Last Updated on Monday, 21 September 2020, 10:51 by Denis Chabrol

Police removing items from Mr. Christopher Jones’ residence at Tucville, Georgetown at 1 O’clock Friday, 21st August, 2020.

Claiming that several senior police ranks unlawfully searched his home and seized several barber chairs and air conditioning units in violation of his constitutional rights, APNU/AFC Member of Parliament, Christopher Jones has filed a lawsuit seeking damages in excess of GYD$300,000. He is also asking the High Court to order the return of his property valued at almost GYD$5 million dollars.

Lawyers for Mr. Jones- Nigel Hughes, Ronald Daniels and Kezia Williams- claim that the Guyana Police Force violated their client’s civil rights when they searched his home and detained his property which were in breach of a conservatory order restraining them from doing so. More specifically, the lawyers contend that the actions of the police ranks violated Mr. Jones’ constitutional rights set out in Articles 40, 142 and 143 of the Constitution of Guyana.

Against this backdrop, Mr. Jones is seeking damages in excess of GYD$100,000 for his properties, namely 18 barber chairs and two air conditioning units valued at GYD$4.8 million. He is also seeking damages in excess of GYD$100,000 for trespass to his home located at 609 Conciliation Drive, Tucville, Georgetown. He is further seeking damages in excess of G6D$100,000 each for his wrongful arrest on August 21, 2020, and detinue of his property.

In a Statement of Claim filed by the three lawyers on August 31, 2020 at the High Court in Demerara, the Respondents are listed as Acting Commissioner of Police Nigel Hoppie; Crime Chief Wendell Blanhum; Inspector Rodwell Sarrabo; Assistant Superintendent of Police Chibanauth Singh; Corporal Singh and the Attorney General.

Jones in the claim says that on August 20, 2020 at around 18:30 hrs, during a power outage, the police ranks, who were armed, cordoned off his home and demanded entry without providing any lawful reason.
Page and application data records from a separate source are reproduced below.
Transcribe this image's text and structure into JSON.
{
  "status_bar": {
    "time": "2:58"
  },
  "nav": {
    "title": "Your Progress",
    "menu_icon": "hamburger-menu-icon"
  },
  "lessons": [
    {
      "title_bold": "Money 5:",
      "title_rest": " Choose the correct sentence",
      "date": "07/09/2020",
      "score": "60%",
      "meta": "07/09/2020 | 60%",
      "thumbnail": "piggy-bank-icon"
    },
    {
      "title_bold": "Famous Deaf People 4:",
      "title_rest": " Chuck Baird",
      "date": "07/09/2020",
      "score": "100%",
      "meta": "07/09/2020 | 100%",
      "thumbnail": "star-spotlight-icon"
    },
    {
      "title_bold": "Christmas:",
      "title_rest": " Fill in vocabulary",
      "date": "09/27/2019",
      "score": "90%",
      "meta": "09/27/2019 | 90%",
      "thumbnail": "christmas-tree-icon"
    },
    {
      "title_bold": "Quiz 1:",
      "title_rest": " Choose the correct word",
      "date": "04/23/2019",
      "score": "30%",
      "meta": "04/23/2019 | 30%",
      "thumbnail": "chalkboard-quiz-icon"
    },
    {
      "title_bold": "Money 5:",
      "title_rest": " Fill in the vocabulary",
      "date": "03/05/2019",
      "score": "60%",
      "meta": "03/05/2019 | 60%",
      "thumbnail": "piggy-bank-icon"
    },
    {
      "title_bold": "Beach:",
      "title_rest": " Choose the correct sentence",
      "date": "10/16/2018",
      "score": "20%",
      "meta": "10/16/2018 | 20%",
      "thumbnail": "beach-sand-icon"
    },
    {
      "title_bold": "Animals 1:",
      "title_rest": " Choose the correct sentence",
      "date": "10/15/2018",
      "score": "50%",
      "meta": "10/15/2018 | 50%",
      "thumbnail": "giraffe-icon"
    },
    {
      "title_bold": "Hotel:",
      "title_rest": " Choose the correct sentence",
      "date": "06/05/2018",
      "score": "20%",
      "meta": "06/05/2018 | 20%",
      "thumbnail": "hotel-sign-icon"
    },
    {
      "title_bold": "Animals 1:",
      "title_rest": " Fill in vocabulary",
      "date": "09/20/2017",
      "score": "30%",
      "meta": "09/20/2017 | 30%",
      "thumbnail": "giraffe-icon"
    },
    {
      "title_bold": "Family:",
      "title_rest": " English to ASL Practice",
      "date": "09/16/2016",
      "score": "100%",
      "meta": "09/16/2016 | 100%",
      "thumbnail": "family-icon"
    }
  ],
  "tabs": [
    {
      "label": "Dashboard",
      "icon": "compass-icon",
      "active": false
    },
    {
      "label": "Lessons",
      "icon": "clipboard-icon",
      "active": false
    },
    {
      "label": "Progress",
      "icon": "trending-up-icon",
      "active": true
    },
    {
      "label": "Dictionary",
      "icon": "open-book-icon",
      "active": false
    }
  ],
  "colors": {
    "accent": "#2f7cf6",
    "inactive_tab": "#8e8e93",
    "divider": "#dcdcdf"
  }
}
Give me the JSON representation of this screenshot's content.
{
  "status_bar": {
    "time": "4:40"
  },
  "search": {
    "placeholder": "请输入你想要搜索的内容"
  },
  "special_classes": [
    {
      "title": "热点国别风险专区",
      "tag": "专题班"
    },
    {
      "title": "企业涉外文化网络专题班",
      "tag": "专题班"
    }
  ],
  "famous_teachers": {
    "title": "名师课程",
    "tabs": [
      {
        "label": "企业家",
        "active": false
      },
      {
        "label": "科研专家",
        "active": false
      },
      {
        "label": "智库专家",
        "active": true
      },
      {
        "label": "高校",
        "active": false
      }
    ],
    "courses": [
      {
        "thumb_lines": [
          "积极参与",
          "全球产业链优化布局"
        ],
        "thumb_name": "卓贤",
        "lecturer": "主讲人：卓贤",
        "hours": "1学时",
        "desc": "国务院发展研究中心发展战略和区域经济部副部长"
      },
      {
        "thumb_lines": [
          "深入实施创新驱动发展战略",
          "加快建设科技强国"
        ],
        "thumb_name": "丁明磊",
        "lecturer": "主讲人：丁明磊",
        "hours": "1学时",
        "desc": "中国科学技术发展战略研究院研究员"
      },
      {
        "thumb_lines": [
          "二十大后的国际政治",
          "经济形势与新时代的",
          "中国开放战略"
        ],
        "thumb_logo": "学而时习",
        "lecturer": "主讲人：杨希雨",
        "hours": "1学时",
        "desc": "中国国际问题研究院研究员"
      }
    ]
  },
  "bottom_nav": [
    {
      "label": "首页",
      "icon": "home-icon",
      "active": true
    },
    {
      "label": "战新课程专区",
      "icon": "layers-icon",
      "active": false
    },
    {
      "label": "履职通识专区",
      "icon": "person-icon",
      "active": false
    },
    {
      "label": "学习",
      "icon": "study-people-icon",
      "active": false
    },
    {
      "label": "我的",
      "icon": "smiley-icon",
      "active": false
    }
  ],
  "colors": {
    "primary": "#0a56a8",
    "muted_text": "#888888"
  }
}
On top of that, Jones said that the ranks failed to produce a search warrant, and as such he denied them access to his premises.

Thereafter, Mr. Jones, who served as Sports Director under the previous Government,  stated that he applied and was granted a conservatory order by the High Court restraining the police ranks from entering into his premises. Despite being served with the order, he added that the ranks trespassed on his premises on August 21, 2020 at around 00:30hrs by jumping the fence.

According to Mr. Jones’ lawyers, this is arbitrary and was done without any authority or lawful excuse or justifications. Outlining the particulars of his unlawful arrest and detention, the lawyers contend that the police ranks detained their client without any lawful excuse or authority and held him in custody at the Brickdam and Golden Grove Police Station, East Bank Demerara.

Moreover, Mr. Jones is also seeking an award for exemplary damages as he argues that the execution of the search, entry and arrest were violent, aggressive, arbitrary, unconstitutional and devised to invoke, and did invoke fear into him and his family.

In fact, the lawyers contend that the presence of armed police ranks and the cordoning off of their client’s home were wholly unjustified and disproportionate to the offence he is alleged to have committed. As a public figure, the lawyers noted that the actions of the police ranks caused their client humiliation.

Having regards to the foregoing, Mr. Jones is asking the court to declare that his constitutional rights were breached. He is also asking the court for interest on all damages awarded; costs; and any such further or other orders the court sees fit in the circumstances.

Mr. Jones has at all times maintained that the items belonged to him. As a matter of fact, he had released documentation showing that he had formally applied for assistance from the Sustainable Livelihoods and Entrepreneurial Development (SLED) programme to purchase the barbershop equipment.

He said the items were to furnish a barbershop that would be built on Aubrey Barker Street, South Ruimveldt, Georgetown, creating employment for 22 persons.

As police conduct investigations into simple larceny allegedly committed by Jones, he is out on GYD$100,000 station bail. Ranks from the Major Crimes Investigations Unit are spearheading the investigation.

Mr. Jones has slammed the police search on his home for State assets saying, “This is political vindictiveness and nothing else but set out to embarrass me and I am pretty certain it is going to happen to quite a few other persons. It is wicked political vindictiveness.”